Human rights concerns: Turkey’s crackdown on political dissent and its treatment of minority groups have raised concerns among some NATO members. The country’s detention of journalists, academics, and political opponents, as well as its ongoing conflict with Kurdish separatists, have been criticized by human rights organizations and some NATO allies.
Relations with Russia: Turkey’s purchase of the S-400 missile system from Russia has caused tensions with the United States and other NATO members. Some analysts have raised concerns that Turkey’s growing ties with Russia could undermine the alliance’s cohesion and weaken its collective defense posture.
Intervention in Syria: Turkey’s military intervention in northern Syria in 2019 to counter Kurdish forces has been a source of controversy within NATO. Some allies have criticized Turkey’s actions as destabilizing and in violation of international law.
These and other issues continue to shape Turkey’s relationship with NATO and could pose significant challenges to the alliance’s cohesion and effectiveness in the years ahead.
Implications of Turkey’s Membership in NATO
Turkey’s membership in NATO has had significant implications for both the country and the alliance as a whole. Some of the key implications include:
Strategic importance: Turkey’s location at the crossroads of Europe, Asia, and the Middle East has made it a strategically important member of NATO. The country’s proximity to conflict zones like Syria and Iraq has also given it a critical role in NATO’s efforts to promote regional stability and security.
Military capabilities: Turkey has a relatively large and well-equipped military, which has allowed it to contribute significantly to NATO’s collective defense efforts. The country has also played an important role in NATO’s efforts to project power beyond its borders, including in Afghanistan and Kosovo.
Political influence: Turkey’s membership in NATO has given it a platform to influence the organization’s decision-making and to shape its policies on a range of issues, including regional security and defense planning.
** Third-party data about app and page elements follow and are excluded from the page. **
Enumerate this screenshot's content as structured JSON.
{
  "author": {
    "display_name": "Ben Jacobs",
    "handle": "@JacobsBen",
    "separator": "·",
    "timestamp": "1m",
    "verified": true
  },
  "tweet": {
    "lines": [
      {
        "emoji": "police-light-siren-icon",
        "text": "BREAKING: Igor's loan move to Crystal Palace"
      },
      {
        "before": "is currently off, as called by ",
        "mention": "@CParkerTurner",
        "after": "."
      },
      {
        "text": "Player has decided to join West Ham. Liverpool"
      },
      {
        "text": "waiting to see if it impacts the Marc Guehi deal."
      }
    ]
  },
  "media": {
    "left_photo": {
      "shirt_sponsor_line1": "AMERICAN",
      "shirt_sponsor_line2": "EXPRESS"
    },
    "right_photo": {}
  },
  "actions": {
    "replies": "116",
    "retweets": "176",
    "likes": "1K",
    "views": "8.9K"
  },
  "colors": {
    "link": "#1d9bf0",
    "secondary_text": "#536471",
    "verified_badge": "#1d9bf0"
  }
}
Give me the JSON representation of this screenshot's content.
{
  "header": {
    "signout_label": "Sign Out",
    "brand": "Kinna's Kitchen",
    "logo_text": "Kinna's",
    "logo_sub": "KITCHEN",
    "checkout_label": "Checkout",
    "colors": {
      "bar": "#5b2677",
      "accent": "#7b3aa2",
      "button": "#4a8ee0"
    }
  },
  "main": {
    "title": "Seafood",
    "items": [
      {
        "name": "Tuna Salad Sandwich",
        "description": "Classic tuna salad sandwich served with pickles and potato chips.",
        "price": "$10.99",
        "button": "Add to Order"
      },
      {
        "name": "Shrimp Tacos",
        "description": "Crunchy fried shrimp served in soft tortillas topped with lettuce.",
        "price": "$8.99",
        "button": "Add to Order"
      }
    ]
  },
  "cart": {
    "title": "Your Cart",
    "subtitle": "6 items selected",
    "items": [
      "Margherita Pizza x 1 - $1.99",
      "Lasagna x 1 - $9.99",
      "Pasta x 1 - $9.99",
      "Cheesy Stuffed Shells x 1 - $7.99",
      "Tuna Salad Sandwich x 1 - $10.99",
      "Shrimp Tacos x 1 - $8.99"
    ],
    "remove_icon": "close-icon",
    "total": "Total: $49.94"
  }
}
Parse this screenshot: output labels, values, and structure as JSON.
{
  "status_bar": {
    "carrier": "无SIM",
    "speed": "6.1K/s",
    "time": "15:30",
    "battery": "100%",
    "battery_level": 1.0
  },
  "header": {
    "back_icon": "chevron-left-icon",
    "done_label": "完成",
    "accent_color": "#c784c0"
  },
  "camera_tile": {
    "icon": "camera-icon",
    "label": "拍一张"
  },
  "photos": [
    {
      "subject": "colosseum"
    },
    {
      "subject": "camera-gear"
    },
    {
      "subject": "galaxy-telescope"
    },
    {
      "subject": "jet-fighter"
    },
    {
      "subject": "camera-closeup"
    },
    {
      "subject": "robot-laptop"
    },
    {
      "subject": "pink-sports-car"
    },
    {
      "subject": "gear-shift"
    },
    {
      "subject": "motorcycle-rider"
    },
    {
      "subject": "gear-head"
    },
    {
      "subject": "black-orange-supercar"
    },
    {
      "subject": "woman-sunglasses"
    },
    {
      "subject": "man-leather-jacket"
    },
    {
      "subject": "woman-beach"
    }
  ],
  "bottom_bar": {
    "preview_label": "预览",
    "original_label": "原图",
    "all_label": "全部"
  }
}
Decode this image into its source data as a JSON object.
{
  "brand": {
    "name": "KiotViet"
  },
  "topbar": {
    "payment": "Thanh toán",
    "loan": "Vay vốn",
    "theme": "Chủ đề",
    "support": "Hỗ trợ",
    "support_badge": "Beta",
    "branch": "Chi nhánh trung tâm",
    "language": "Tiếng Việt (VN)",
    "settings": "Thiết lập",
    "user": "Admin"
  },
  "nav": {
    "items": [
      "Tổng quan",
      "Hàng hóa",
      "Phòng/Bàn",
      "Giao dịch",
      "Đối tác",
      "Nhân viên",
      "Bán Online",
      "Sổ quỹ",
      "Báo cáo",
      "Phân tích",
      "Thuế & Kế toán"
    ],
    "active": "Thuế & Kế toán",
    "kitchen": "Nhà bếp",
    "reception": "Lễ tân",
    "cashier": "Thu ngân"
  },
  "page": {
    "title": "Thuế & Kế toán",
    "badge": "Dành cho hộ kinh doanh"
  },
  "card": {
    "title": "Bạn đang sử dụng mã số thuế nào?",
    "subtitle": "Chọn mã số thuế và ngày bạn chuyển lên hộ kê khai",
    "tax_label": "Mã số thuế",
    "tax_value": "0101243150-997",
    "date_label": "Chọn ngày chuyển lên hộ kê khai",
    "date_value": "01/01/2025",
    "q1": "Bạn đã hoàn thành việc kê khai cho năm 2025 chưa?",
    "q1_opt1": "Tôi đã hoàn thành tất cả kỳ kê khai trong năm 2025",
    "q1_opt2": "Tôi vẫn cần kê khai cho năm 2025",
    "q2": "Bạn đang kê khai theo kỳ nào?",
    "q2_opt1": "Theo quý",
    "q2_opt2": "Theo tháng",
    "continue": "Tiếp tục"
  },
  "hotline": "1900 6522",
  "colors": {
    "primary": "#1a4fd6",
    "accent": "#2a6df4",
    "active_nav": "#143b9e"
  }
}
Challenges to cohesion: Turkey’s recent actions and policies, including its purchase of the S-400 missile system and its intervention in Syria, have posed significant challenges to NATO’s cohesion and effectiveness. Some analysts have raised concerns that Turkey’s increasingly authoritarian government and its growing ties with Russia could weaken the alliance’s ability to act as a unified and cohesive force.
Overall, Turkey’s membership in NATO has been a double-edged sword, providing the country with strategic benefits and political influence while also posing challenges and controversies for the alliance as a whole. As NATO continues to evolve and adapt to new security challenges, Turkey’s role within the organization is likely to remain a topic of debate and discussion.